Leading a zero-waste lifestyle could help save the environment and possibly the planet.
“It’s only one plastic bag,” over 7 billion humans have said, unaware of the harmful legacy they leave behind on Earth.
According to a study from the Center for Biological Diversity, a nonprofit membership organization protecting endangered species in the United States, plastic bags are only used for an average of 12 minutes, while they can remain in a landfill for500 or more years to degrade.
In 2013, Phnom Penh produced about 1,286 tons of solid waste per day. It is estimated that the number will more than double to 3,112 tons per day by 2030, according to a 2015 study conducted by the Institute of Technology of Cambodia and the Cambodian Education and Waste Management Organization (COMPED).
What is a zero-waste lifestyle?
A zero-waste lifestyle is a living style that offers a positive contribution to the environment by preventing resource extraction, diminishing the amount of materials sent to the landfill or incinerator, and reducing pollution from producing, transporting, or disposing of materials, according to the Center for EcoTechnology, a non-profit organization working to promote energy saving and waste reduction.
The aim of this lifestyle is to completely eliminate trash output like plastic, wrappers, garbage and other materials that might ruin the environment.
The movement of a zero-waste lifestyle became popularized by Bea Johnson from California, when she decided to practise this lifestyle in her household of four. In 2009, she started sharing her journey through the popular blog, Zero Waste Home.
Why should you live a zero-waste lifestyle?
According to the Toronto Environmental Alliance, a Canadian non-profit environmental organization, the benefits of this environmental-friendly lifestyle are:
- Reducing climate impact: Greenhouse gas emissions are caused by the production and use of goods, including food, products and packaging. The zero-waste lifestyle practises reducing, reusing and recycling methods that will conserve energy and dramatically help to reduce carbon emissions to the atmosphere.
- Conserving resources and minimizing pollution: The zero-waste approach conserves natural resources and reduces pollution from extraction, as well as manufacturing and disposal. Plus, reusing and recycling keeps waste out of landfills and provides manufacturers with recycled materials instead of raw materials to make new goods.
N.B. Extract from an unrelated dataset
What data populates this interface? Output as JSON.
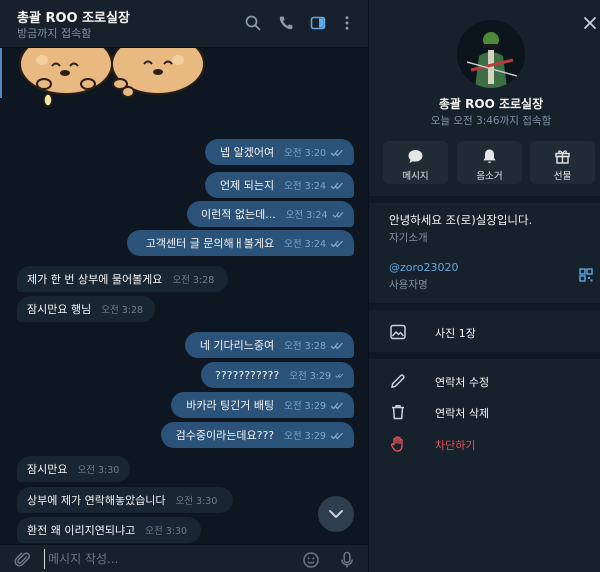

- Promoting a healthy community: Not only for saving the environment, zero-waste you can also help your community by sharing and reusing the useful goods to those in need, such as leftover food, furniture, clothing and other daily-use items. A zero-waste lifestyle also protects the health of communities by reducing pollution in the environment by keeping toxics and waste out of landfills.
- Supporting local products and creating more jobs: Reducing and reusing materials can create more jobs in rental and sharing businesses like secondhand shops, tool rental shops, scrap yards, repair shops and tailoring. Money will be spent locally and stays within the community instead of leaving the community to buy imported products.
How to live in a zero-waste lifestyle?
The 5 R’s are the most common recommendations shared by experts:
- Refuse – be an ethical consumer by refusing to buy goods with lots of packaging, especially with plastic. It might be convenient for yourself in the short-term but it will impact the environment in the long-term.
- Reduce – buy only the things that you need, not what you want. It will not only help you to reduce the impact to the environment, but for your own financial savings. The less you buy, the less waste you produce.
- Reuse – try to purchase used goods, and reusable products like steel water bottles as much as you can in order to cut down on your household and environment waste. Plus, you should bring your own bag or container from home whenever you are shopping.
- Rot – it might take energy and time to compost your waste, but treating it as your hobby can remove the waste from your household in an environmentally-friendly way and you have your own garden.
- Recycle – it can take some energy and resources to recycle, especially in developing countries, but it’s better than sending waste to the landfill and leaving it there for 500 years. You can help by just taking care of your waste management and supporting recycled products.
This post is also available in: KH